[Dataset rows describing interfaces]
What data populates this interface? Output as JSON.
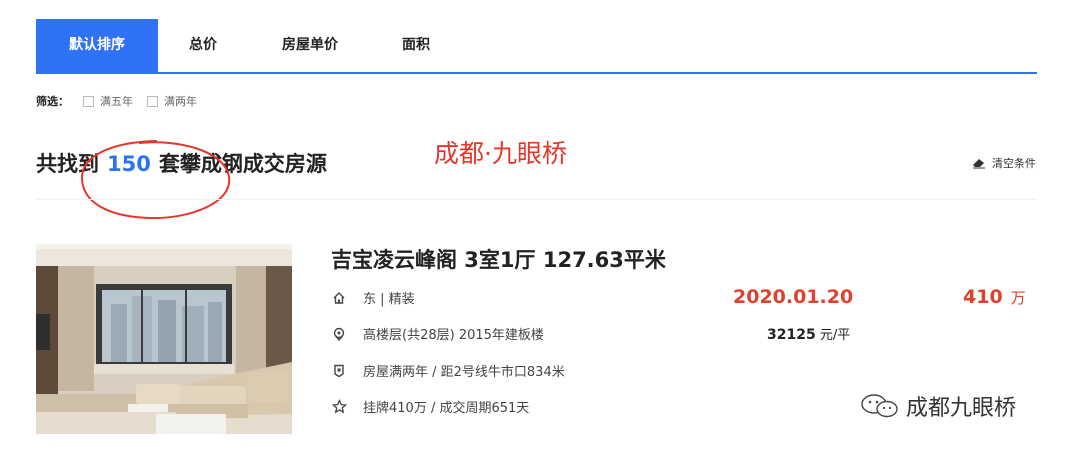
{
  "tabs": [
    {
      "label": "默认排序",
      "active": true
    },
    {
      "label": "总价"
    },
    {
      "label": "房屋单价"
    },
    {
      "label": "面积"
    }
  ],
  "filter": {
    "label": "筛选：",
    "options": [
      "满五年",
      "满两年"
    ]
  },
  "result": {
    "prefix": "共找到",
    "count": "150",
    "suffix": "套攀成钢成交房源"
  },
  "annotation": {
    "title": "成都·九眼桥"
  },
  "clear_label": "清空条件",
  "listing": {
    "title": "吉宝凌云峰阁 3室1厅 127.63平米",
    "orientation": "东 | 精装",
    "floor": "高楼层(共28层) 2015年建板楼",
    "tags": "房屋满两年 / 距2号线牛市口834米",
    "listing_info": "挂牌410万 / 成交周期651天",
    "deal_date": "2020.01.20",
    "unit_price_value": "32125",
    "unit_price_suffix": "元/平",
    "total_price": "410",
    "total_unit": "万"
  },
  "watermark": "成都九眼桥",
  "colors": {
    "accent": "#3072f6",
    "price_red": "#e0402d",
    "annotation_red": "#e6352a"
  }
}
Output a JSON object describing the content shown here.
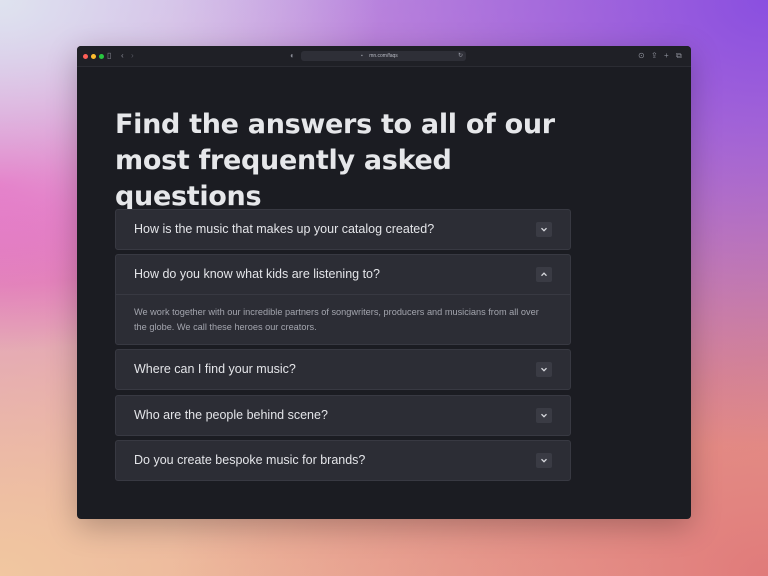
{
  "browser": {
    "url": "mn.com/faqs"
  },
  "page": {
    "title": "Find the answers to all of our most frequently asked questions"
  },
  "faqs": [
    {
      "question": "How is the music that makes up your catalog created?",
      "expanded": false
    },
    {
      "question": "How do you know what kids are listening to?",
      "expanded": true,
      "answer": "We work together with our incredible partners of songwriters, producers and musicians from all over the globe. We call these heroes our creators."
    },
    {
      "question": "Where can I find your music?",
      "expanded": false
    },
    {
      "question": "Who are the people behind scene?",
      "expanded": false
    },
    {
      "question": "Do you create bespoke music for brands?",
      "expanded": false
    }
  ],
  "icons": {
    "collapsed": "chevron-down-icon",
    "expanded": "chevron-up-icon"
  },
  "colors": {
    "window_bg": "#1b1c22",
    "card_bg": "#2c2d35",
    "traffic_red": "#ff5f57",
    "traffic_yellow": "#febc2e",
    "traffic_green": "#28c840"
  }
}
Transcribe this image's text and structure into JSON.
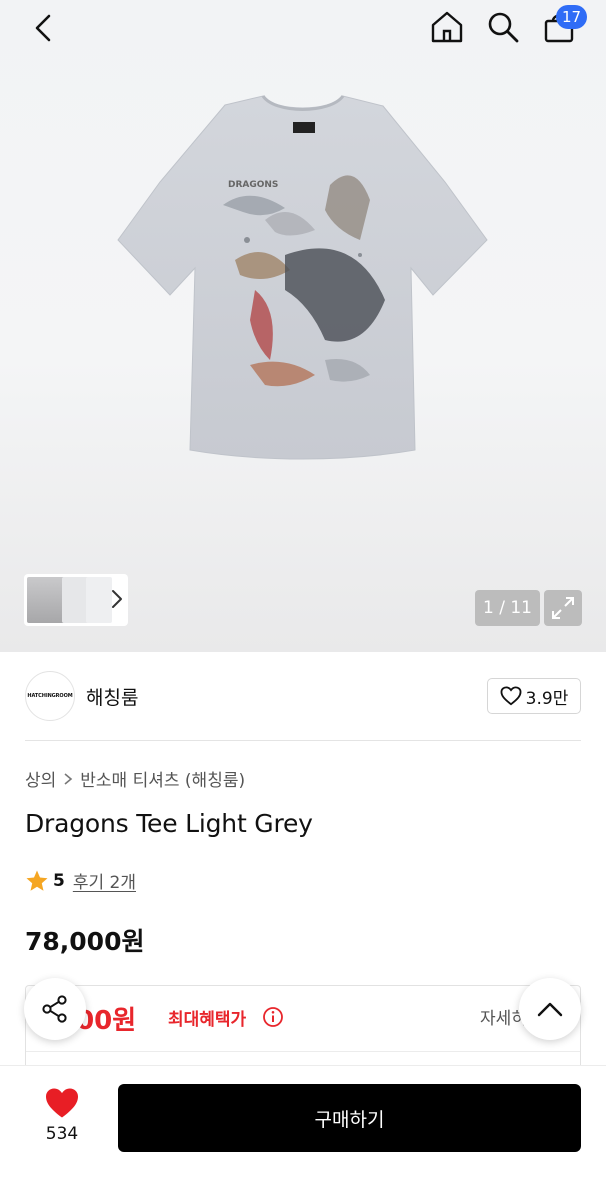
{
  "header": {
    "cart_count": "17",
    "icons": [
      "back-arrow-icon",
      "home-icon",
      "search-icon",
      "shopping-bag-icon"
    ]
  },
  "gallery": {
    "counter": "1 / 11",
    "icons": [
      "chevron-right-icon",
      "expand-icon"
    ]
  },
  "brand": {
    "logo_text": "HATCHINGROOM",
    "name": "해칭룸",
    "likes": "3.9만"
  },
  "breadcrumb": {
    "category": "상의",
    "subcategory": "반소매 티셔츠 (해칭룸)"
  },
  "product": {
    "title": "Dragons Tee Light Grey",
    "rating": "5",
    "reviews": "후기 2개",
    "price": "78,000원"
  },
  "benefit": {
    "price_partial": "000원",
    "label": "최대혜택가",
    "detail": "자세히"
  },
  "bottom": {
    "wish_count": "534",
    "buy_label": "구매하기"
  },
  "colors": {
    "accent_blue": "#2f6cf6",
    "benefit_red": "#e8262c",
    "heart_red": "#e81e25",
    "star_orange": "#f5a623",
    "buy_button": "#000000"
  }
}
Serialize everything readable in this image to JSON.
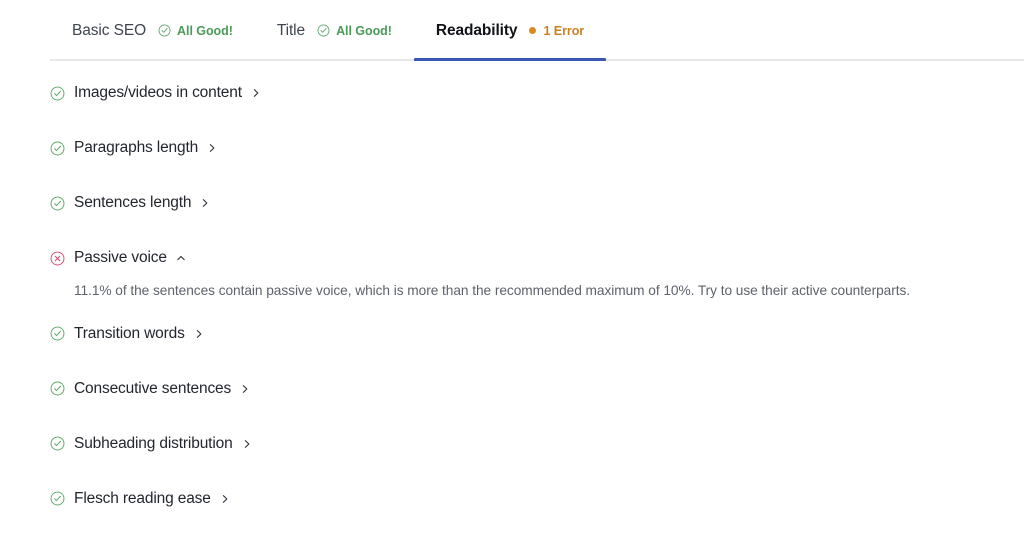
{
  "tabs": [
    {
      "label": "Basic SEO",
      "status_text": "All Good!",
      "status_type": "good",
      "active": false
    },
    {
      "label": "Title",
      "status_text": "All Good!",
      "status_type": "good",
      "active": false
    },
    {
      "label": "Readability",
      "status_text": "1 Error",
      "status_type": "error",
      "active": true
    }
  ],
  "checks": [
    {
      "label": "Images/videos in content",
      "state": "pass",
      "expanded": false,
      "chevron": "chevron-right-icon",
      "description": ""
    },
    {
      "label": "Paragraphs length",
      "state": "pass",
      "expanded": false,
      "chevron": "chevron-right-icon",
      "description": ""
    },
    {
      "label": "Sentences length",
      "state": "pass",
      "expanded": false,
      "chevron": "chevron-right-icon",
      "description": ""
    },
    {
      "label": "Passive voice",
      "state": "fail",
      "expanded": true,
      "chevron": "chevron-up-icon",
      "description": "11.1% of the sentences contain passive voice, which is more than the recommended maximum of 10%. Try to use their active counterparts."
    },
    {
      "label": "Transition words",
      "state": "pass",
      "expanded": false,
      "chevron": "chevron-right-icon",
      "description": ""
    },
    {
      "label": "Consecutive sentences",
      "state": "pass",
      "expanded": false,
      "chevron": "chevron-right-icon",
      "description": ""
    },
    {
      "label": "Subheading distribution",
      "state": "pass",
      "expanded": false,
      "chevron": "chevron-right-icon",
      "description": ""
    },
    {
      "label": "Flesch reading ease",
      "state": "pass",
      "expanded": false,
      "chevron": "chevron-right-icon",
      "description": ""
    }
  ],
  "colors": {
    "pass_green": "#5aa867",
    "fail_red": "#d24a6e",
    "error_orange": "#cc8021",
    "active_tab_underline": "#3a57b5",
    "text_primary": "#23262e",
    "text_secondary": "#5e626b",
    "rule_gray": "#e8e8ea"
  }
}
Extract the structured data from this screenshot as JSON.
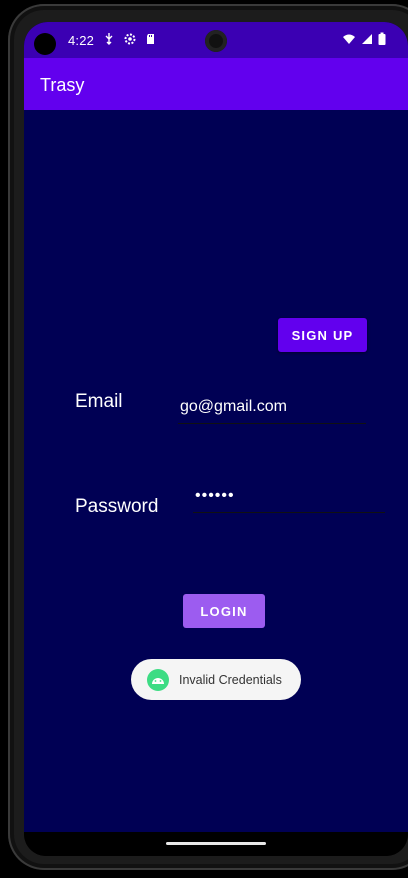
{
  "status_bar": {
    "time": "4:22",
    "left_icons": [
      "usb-debug-icon",
      "settings-gear-icon",
      "sd-card-icon"
    ],
    "right_icons": [
      "wifi-icon",
      "cell-signal-icon",
      "battery-icon"
    ]
  },
  "app_bar": {
    "title": "Trasy"
  },
  "form": {
    "signup_label": "SIGN UP",
    "email_label": "Email",
    "email_value": "go@gmail.com",
    "password_label": "Password",
    "password_value": "••••••",
    "login_label": "LOGIN"
  },
  "toast": {
    "message": "Invalid Credentials",
    "icon": "android-icon"
  },
  "colors": {
    "status_bar": "#3b00b3",
    "app_bar": "#6200ee",
    "background": "#000054",
    "signup_button": "#6200ee",
    "login_button": "#9c5cf0"
  }
}
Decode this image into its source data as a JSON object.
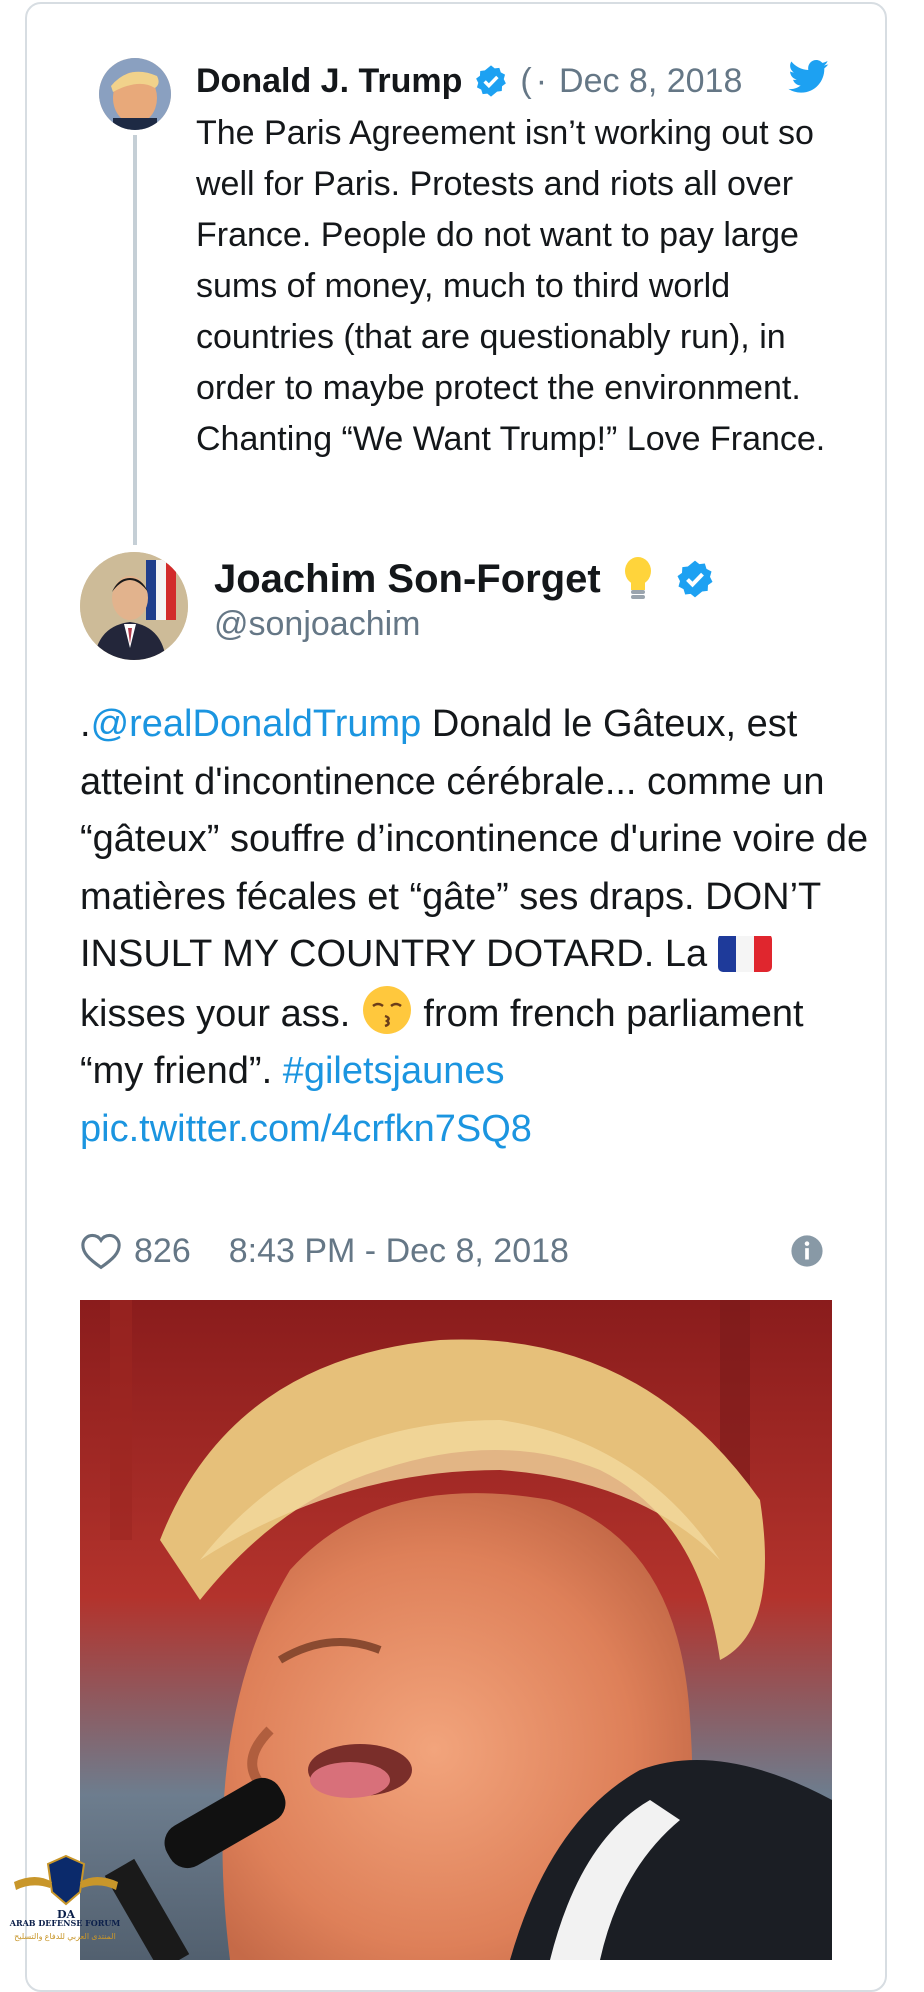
{
  "quoted_tweet": {
    "author_name": "Donald J. Trump",
    "handle_fragment": "(",
    "separator": "·",
    "date": "Dec 8, 2018",
    "text": "The Paris Agreement isn’t working out so well for Paris. Protests and riots all over France. People do not want to pay large sums of money, much to third world countries (that are questionably run), in order to maybe protect the environment. Chanting “We Want Trump!” Love France."
  },
  "reply": {
    "author_name": "Joachim Son-Forget",
    "handle": "@sonjoachim",
    "body": {
      "prefix": ".",
      "mention": "@realDonaldTrump",
      "part1": " Donald le Gâteux, est atteint d'incontinence cérébrale... comme un “gâteux” souffre d’incontinence d'urine voire de matières fécales et “gâte” ses draps. DON’T INSULT MY COUNTRY DOTARD. La ",
      "part2": " kisses your ass. ",
      "part3": " from french parliament “my friend”. ",
      "hashtag": "#giletsjaunes",
      "pic_link": "pic.twitter.com/4crfkn7SQ8"
    },
    "likes": "826",
    "timestamp": "8:43 PM - Dec 8, 2018"
  },
  "watermark": {
    "logo_text": "DA",
    "name": "ARAB DEFENSE FORUM",
    "arabic": "المنتدى العربي للدفاع والتسليح"
  },
  "colors": {
    "link": "#1b95e0",
    "verified": "#1da1f2",
    "secondary_text": "#657786",
    "border": "#d7dde2"
  },
  "icons": [
    "twitter-bird-icon",
    "verified-badge-icon",
    "lightbulb-emoji-icon",
    "france-flag-emoji-icon",
    "kissing-face-emoji-icon",
    "heart-icon",
    "info-icon"
  ]
}
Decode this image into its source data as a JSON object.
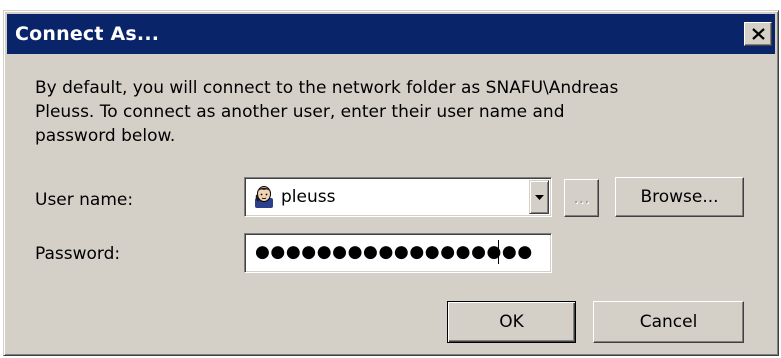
{
  "window": {
    "title": "Connect As...",
    "close_icon": "close-icon"
  },
  "description": "By default, you will connect to the network folder as SNAFU\\Andreas Pleuss. To connect as another user, enter their user name and password below.",
  "user_name": {
    "label": "User name:",
    "value": "pleuss",
    "icon": "user-icon"
  },
  "ellipsis_button": {
    "label": "...",
    "enabled": false
  },
  "browse_button": {
    "label": "Browse..."
  },
  "password": {
    "label": "Password:",
    "masked_value": "●●●●●●●●●●●●●●●●●●"
  },
  "ok_button": {
    "label": "OK"
  },
  "cancel_button": {
    "label": "Cancel"
  },
  "colors": {
    "titlebar": "#0a246a",
    "dialog_face": "#d4d0c8"
  }
}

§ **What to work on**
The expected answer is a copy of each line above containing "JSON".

§ **Solution to this task**
What data populates this interface? Output as JSON.
Output a JSON object describing the content shown here.
Transcribe this image's text and structure into JSON.
Serialize everything readable in this image to JSON.
Extract the structured data from this screenshot as JSON.
Decode this image into its source data as a JSON object.
Decode this image into its source data as a JSON object.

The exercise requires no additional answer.